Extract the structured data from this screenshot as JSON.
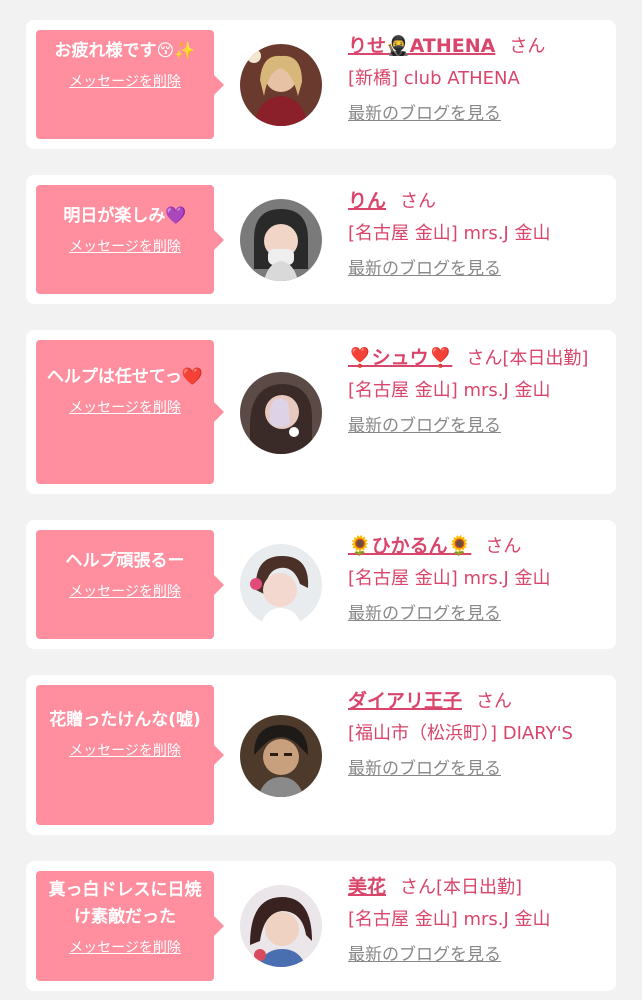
{
  "colors": {
    "background": "#f2f2f2",
    "card": "#ffffff",
    "bubble": "#ff8e9e",
    "accent_text": "#d9456b",
    "muted_link": "#888888"
  },
  "common": {
    "delete_label": "メッセージを削除",
    "blog_label": "最新のブログを見る"
  },
  "items": [
    {
      "message": "お疲れ様です😚✨",
      "name": "りせ🥷ATHENA",
      "suffix": "さん",
      "shop": "[新橋] club ATHENA",
      "avatar_icon": "profile-photo"
    },
    {
      "message": "明日が楽しみ💜",
      "name": "りん",
      "suffix": "さん",
      "shop": "[名古屋 金山] mrs.J 金山",
      "avatar_icon": "profile-photo"
    },
    {
      "message": "ヘルプは任せてっ❤️",
      "name": "❣️シュウ❣️",
      "suffix": "さん[本日出勤]",
      "shop": "[名古屋 金山] mrs.J 金山",
      "avatar_icon": "profile-photo"
    },
    {
      "message": "ヘルプ頑張るー",
      "name": "🌻ひかるん🌻",
      "suffix": "さん",
      "shop": "[名古屋 金山] mrs.J 金山",
      "avatar_icon": "profile-photo"
    },
    {
      "message": "花贈ったけんな(嘘)",
      "name": "ダイアリ王子",
      "suffix": "さん",
      "shop": "[福山市（松浜町）] DIARY'S",
      "avatar_icon": "profile-photo"
    },
    {
      "message": "真っ白ドレスに日焼け素敵だった",
      "name": "美花",
      "suffix": "さん[本日出勤]",
      "shop": "[名古屋 金山] mrs.J 金山",
      "avatar_icon": "profile-photo"
    }
  ]
}
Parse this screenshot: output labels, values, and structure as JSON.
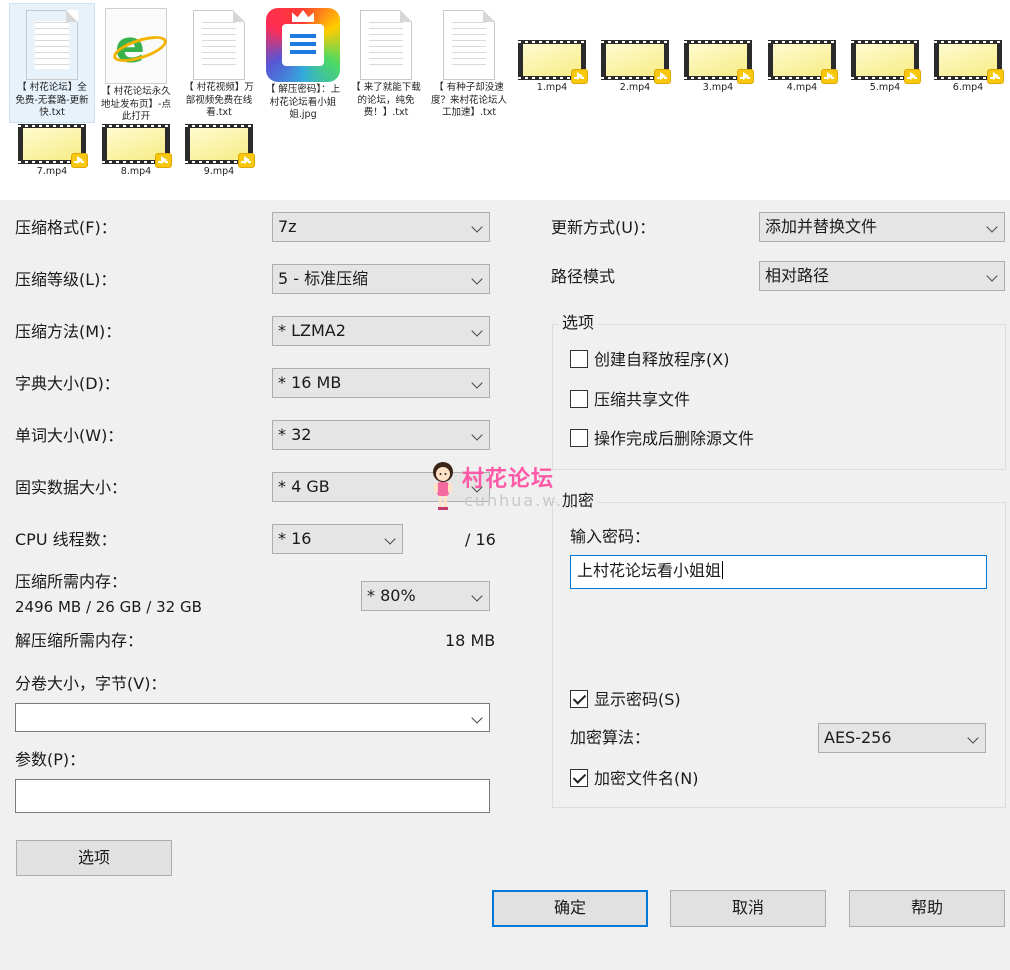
{
  "files": [
    {
      "name": "【 村花论坛】全免费-无套路-更新快.txt",
      "kind": "text-file",
      "selected": true
    },
    {
      "name": "【 村花论坛永久地址发布页】-点此打开",
      "kind": "browser-shortcut",
      "selected": false
    },
    {
      "name": "【 村花视频】万部视频免费在线看.txt",
      "kind": "text-file",
      "selected": false
    },
    {
      "name": "【 解压密码】：上村花论坛看小姐姐.jpg",
      "kind": "image-app",
      "selected": false
    },
    {
      "name": "【 来了就能下载的论坛，纯免费！】.txt",
      "kind": "text-file",
      "selected": false
    },
    {
      "name": "【 有种子却没速度？来村花论坛人工加速】.txt",
      "kind": "text-file",
      "selected": false
    },
    {
      "name": "1.mp4",
      "kind": "video-file",
      "selected": false
    },
    {
      "name": "2.mp4",
      "kind": "video-file",
      "selected": false
    },
    {
      "name": "3.mp4",
      "kind": "video-file",
      "selected": false
    },
    {
      "name": "4.mp4",
      "kind": "video-file",
      "selected": false
    },
    {
      "name": "5.mp4",
      "kind": "video-file",
      "selected": false
    },
    {
      "name": "6.mp4",
      "kind": "video-file",
      "selected": false
    },
    {
      "name": "7.mp4",
      "kind": "video-file",
      "selected": false
    },
    {
      "name": "8.mp4",
      "kind": "video-file",
      "selected": false
    },
    {
      "name": "9.mp4",
      "kind": "video-file",
      "selected": false
    }
  ],
  "left": {
    "format": {
      "label": "压缩格式(F)：",
      "value": "7z"
    },
    "level": {
      "label": "压缩等级(L)：",
      "value": "5 - 标准压缩"
    },
    "method": {
      "label": "压缩方法(M)：",
      "value": "* LZMA2"
    },
    "dict": {
      "label": "字典大小(D)：",
      "value": "* 16 MB"
    },
    "word": {
      "label": "单词大小(W)：",
      "value": "* 32"
    },
    "solid": {
      "label": "固实数据大小：",
      "value": "* 4 GB"
    },
    "threads": {
      "label": "CPU 线程数：",
      "value": "* 16",
      "max": "/ 16"
    },
    "memory": {
      "label": "压缩所需内存：",
      "detail": "2496 MB / 26 GB / 32 GB",
      "value": "* 80%"
    },
    "decompress": {
      "label": "解压缩所需内存：",
      "value": "18 MB"
    },
    "split": {
      "label": "分卷大小，字节(V)：",
      "value": ""
    },
    "params": {
      "label": "参数(P)：",
      "value": ""
    },
    "options_button": "选项"
  },
  "right": {
    "update": {
      "label": "更新方式(U)：",
      "value": "添加并替换文件"
    },
    "path": {
      "label": "路径模式",
      "value": "相对路径"
    },
    "options_group": {
      "title": "选项",
      "items": [
        {
          "label": "创建自释放程序(X)",
          "checked": false
        },
        {
          "label": "压缩共享文件",
          "checked": false
        },
        {
          "label": "操作完成后删除源文件",
          "checked": false
        }
      ]
    },
    "encryption": {
      "title": "加密",
      "password_label": "输入密码：",
      "password_value": "上村花论坛看小姐姐",
      "show_password": {
        "label": "显示密码(S)",
        "checked": true
      },
      "algorithm_label": "加密算法：",
      "algorithm_value": "AES-256",
      "encrypt_names": {
        "label": "加密文件名(N)",
        "checked": true
      }
    }
  },
  "buttons": {
    "ok": "确定",
    "cancel": "取消",
    "help": "帮助"
  },
  "watermark": {
    "title": "村花论坛",
    "subtitle": "cunhua.w..."
  },
  "colors": {
    "dialog_bg": "#f0f0f0",
    "focus_border": "#0078d7",
    "watermark": "#ff5aa8"
  }
}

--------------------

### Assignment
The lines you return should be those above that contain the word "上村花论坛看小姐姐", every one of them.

### Output for this task
      "name": "【 解压密码】：上村花论坛看小姐姐.jpg",
      "password_value": "上村花论坛看小姐姐",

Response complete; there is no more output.